Tower of Winds

Tower of Winds, Yokohama, Japan, Toyo Ito & Associates
Project year : 1986
Architect(s) :
Address : 1 Chome-1-13 Kitasaiwai, Nishi Ward, YOKOHAMA, Japan
Latitude/Longitude : 35.466964,139.621078

The formal solutions and use of technology on this project reveal all the contemporaneity of 21st century architecture, making it a highly innovative form of architecture. It is one of Toyo Ito’s best-known projects that earned him the 1987 Edwin Guth Memorial Award of Excellence from America’s Illumination Engineering Society. The award was a prestigious acknowledgement of the strong symbolic value of this work in its urban context.

Transformation of an old structure

The project was not a new construction, but transformation of an existing reinforced concrete tower, built in the ’60s as a water reservoir for the air conditioning system in the mall beneath it. The decision to “redesign” the structure marked the 30th anniversary of the opening of Yokohama’s nearby Nishi-guchi station. Toyo Ito’s proposal was one of ten presented by architects and designers, chosen for its ability to transform this anonymous construction into a strong urban landmark, using light as its dominant feature. This non-invasive renovation project involved around covering the construction with a series of reflective plates and inserting it in an aluminium cylinder, so no work was actually done in the structure itself. The lights were inserted in the space between the aluminium panels and the tower’s surface.

An architecture of light

Beyond the volume of the tower, one can see the reflective part which makes the effect truly original with its monolithic shape. When the night falls, the Tower is an architecture of light, looking spectacular. The old tower was demolished and no longer exists, although it was a true urban icon not so much because of its unusual effects created by light irradiated towards the city and not so much for its 21 metre height.

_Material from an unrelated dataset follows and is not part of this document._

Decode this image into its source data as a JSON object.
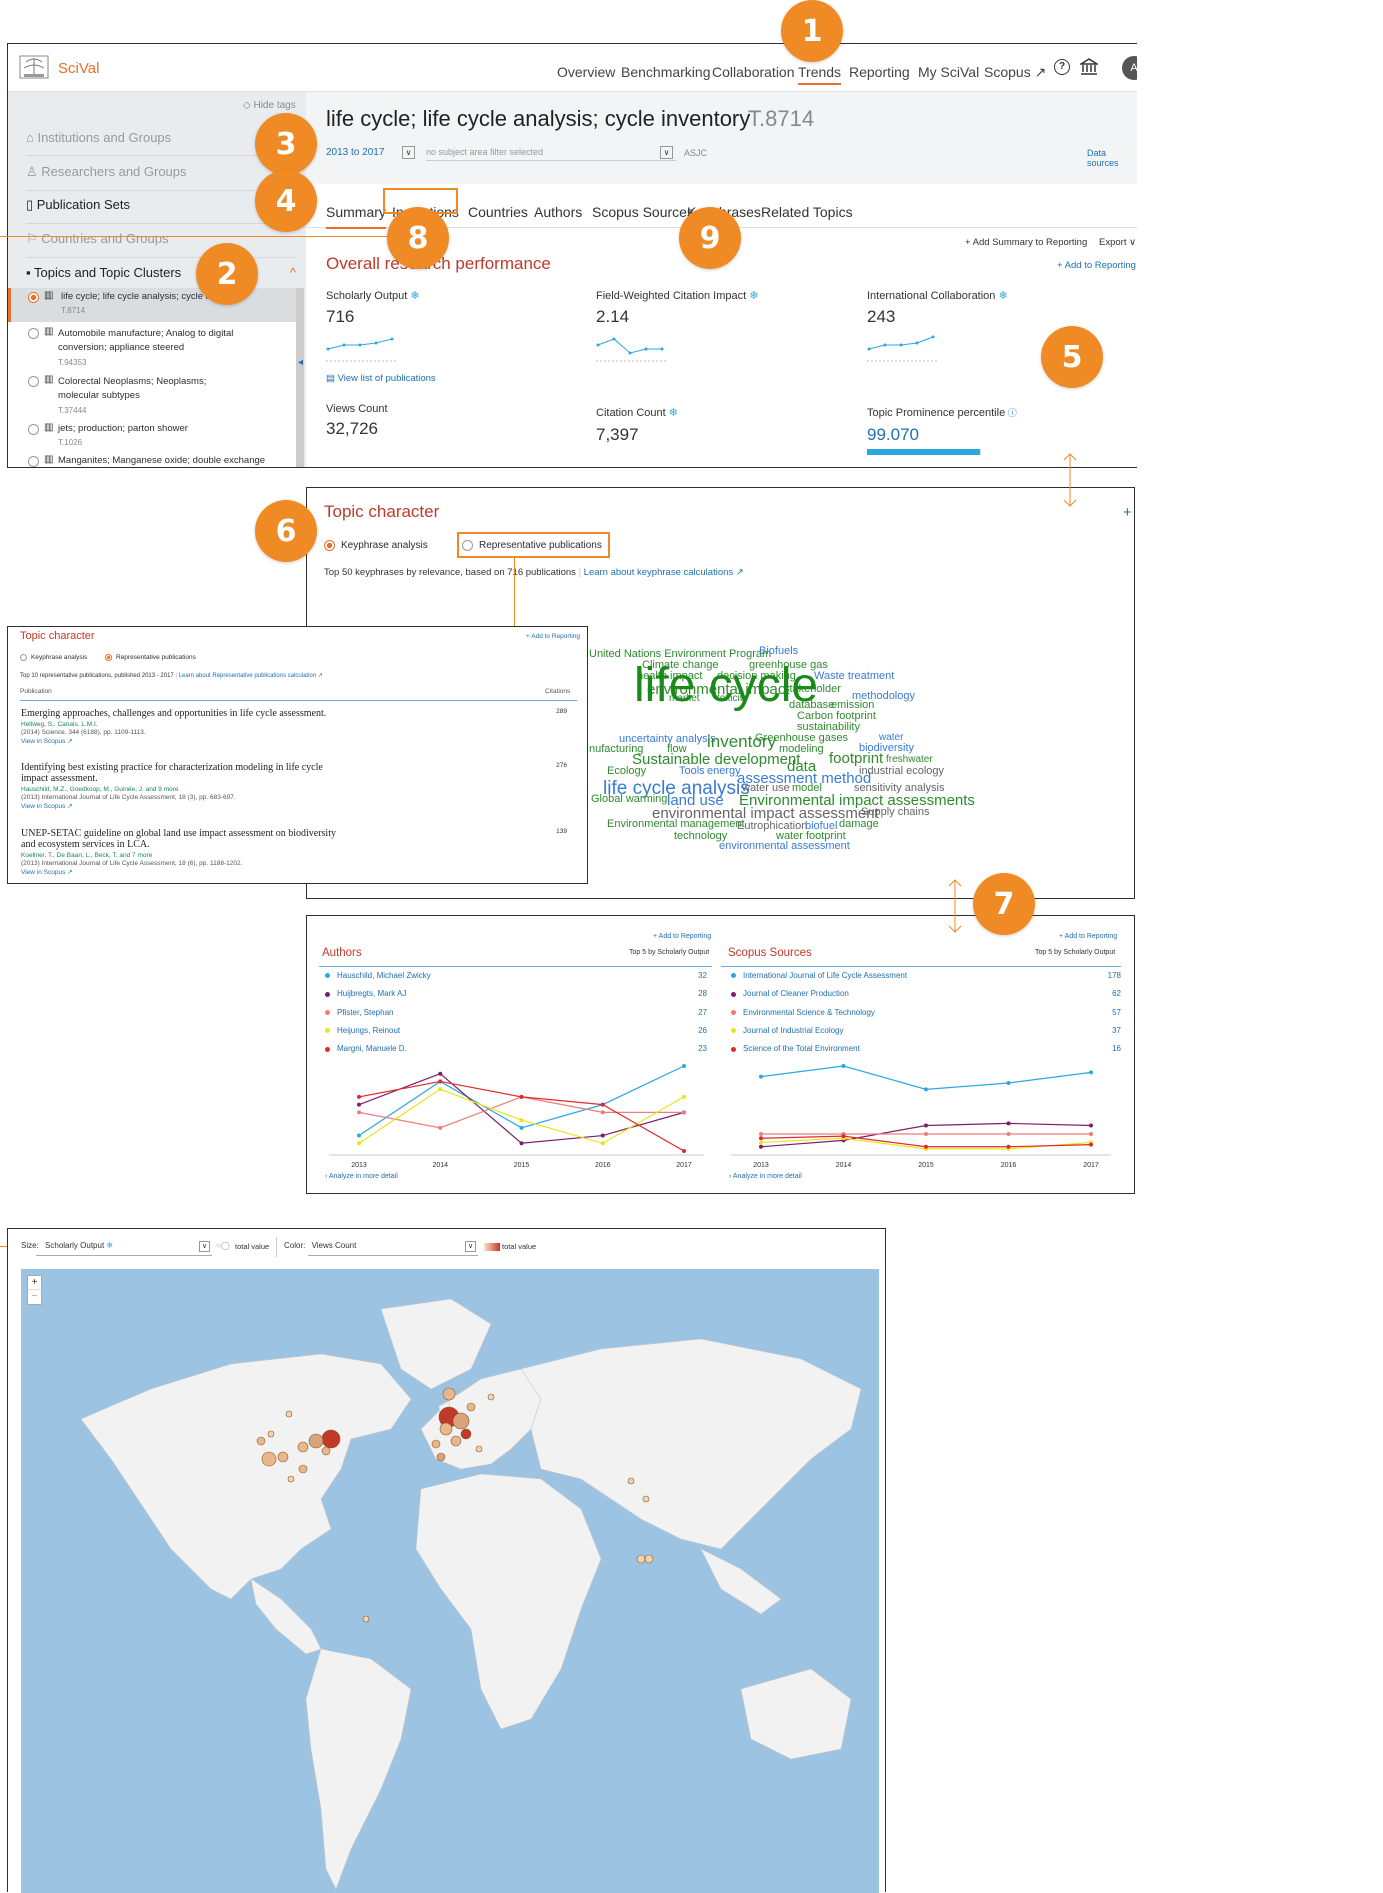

Two computers were used to modify the intensity and direction of various light sources on the basis of natural light, weather conditions, wind speed and external noise and control the lighting system. Keeping the building’s relationship with the city alive was above all the intention of Toyo Ito. This intention aimed to make the building continue to interact with its surroundings even in the absence of natural light at night. The new way of viewing light not as a merely functional element but as an integral part of architecture and design, an expressive, characterising element with great potential made this a avery innovative idea at that time.